Required work:
Exact copies of all records below are needed.

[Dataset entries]
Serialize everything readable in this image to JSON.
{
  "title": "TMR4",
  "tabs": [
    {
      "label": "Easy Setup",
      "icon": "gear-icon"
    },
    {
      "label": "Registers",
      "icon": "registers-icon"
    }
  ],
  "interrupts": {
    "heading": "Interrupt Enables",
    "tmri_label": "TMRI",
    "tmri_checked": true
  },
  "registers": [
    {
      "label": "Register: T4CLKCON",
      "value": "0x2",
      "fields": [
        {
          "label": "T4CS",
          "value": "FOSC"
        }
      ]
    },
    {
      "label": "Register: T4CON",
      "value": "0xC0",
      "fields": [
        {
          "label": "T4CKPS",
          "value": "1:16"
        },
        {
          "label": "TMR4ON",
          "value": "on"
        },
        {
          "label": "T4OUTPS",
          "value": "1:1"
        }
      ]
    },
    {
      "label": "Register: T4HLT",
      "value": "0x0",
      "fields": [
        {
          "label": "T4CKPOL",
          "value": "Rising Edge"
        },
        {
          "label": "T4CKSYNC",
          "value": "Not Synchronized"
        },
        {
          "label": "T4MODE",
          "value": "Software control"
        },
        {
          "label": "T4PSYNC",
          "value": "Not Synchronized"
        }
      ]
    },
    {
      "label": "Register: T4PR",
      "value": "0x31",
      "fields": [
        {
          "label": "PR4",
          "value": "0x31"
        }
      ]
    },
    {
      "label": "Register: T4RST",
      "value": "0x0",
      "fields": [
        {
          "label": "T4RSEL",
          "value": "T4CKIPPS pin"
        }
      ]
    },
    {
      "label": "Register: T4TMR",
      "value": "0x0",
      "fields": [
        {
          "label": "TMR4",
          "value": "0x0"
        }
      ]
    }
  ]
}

Final answer:
Serialize everything readable in this image to JSON.
{
  "title": "TMR4",
  "tabs": [
    {
      "label": "Easy Setup",
      "icon": "gear-icon"
    },
    {
      "label": "Registers",
      "icon": "registers-icon"
    }
  ],
  "interrupts": {
    "heading": "Interrupt Enables",
    "tmri_label": "TMRI",
    "tmri_checked": true
  },
  "registers": [
    {
      "label": "Register: T4CLKCON",
      "value": "0x2",
      "fields": [
        {
          "label": "T4CS",
          "value": "FOSC"
        }
      ]
    },
    {
      "label": "Register: T4CON",
      "value": "0xC0",
      "fields": [
        {
          "label": "T4CKPS",
          "value": "1:16"
        },
        {
          "label": "TMR4ON",
          "value": "on"
        },
        {
          "label": "T4OUTPS",
          "value": "1:1"
        }
      ]
    },
    {
      "label": "Register: T4HLT",
      "value": "0x0",
      "fields": [
        {
          "label": "T4CKPOL",
          "value": "Rising Edge"
        },
        {
          "label": "T4CKSYNC",
          "value": "Not Synchronized"
        },
        {
          "label": "T4MODE",
          "value": "Software control"
        },
        {
          "label": "T4PSYNC",
          "value": "Not Synchronized"
        }
      ]
    },
    {
      "label": "Register: T4PR",
      "value": "0x31",
      "fields": [
        {
          "label": "PR4",
          "value": "0x31"
        }
      ]
    },
    {
      "label": "Register: T4RST",
      "value": "0x0",
      "fields": [
        {
          "label": "T4RSEL",
          "value": "T4CKIPPS pin"
        }
      ]
    },
    {
      "label": "Register: T4TMR",
      "value": "0x0",
      "fields": [
        {
          "label": "TMR4",
          "value": "0x0"
        }
      ]
    }
  ]
}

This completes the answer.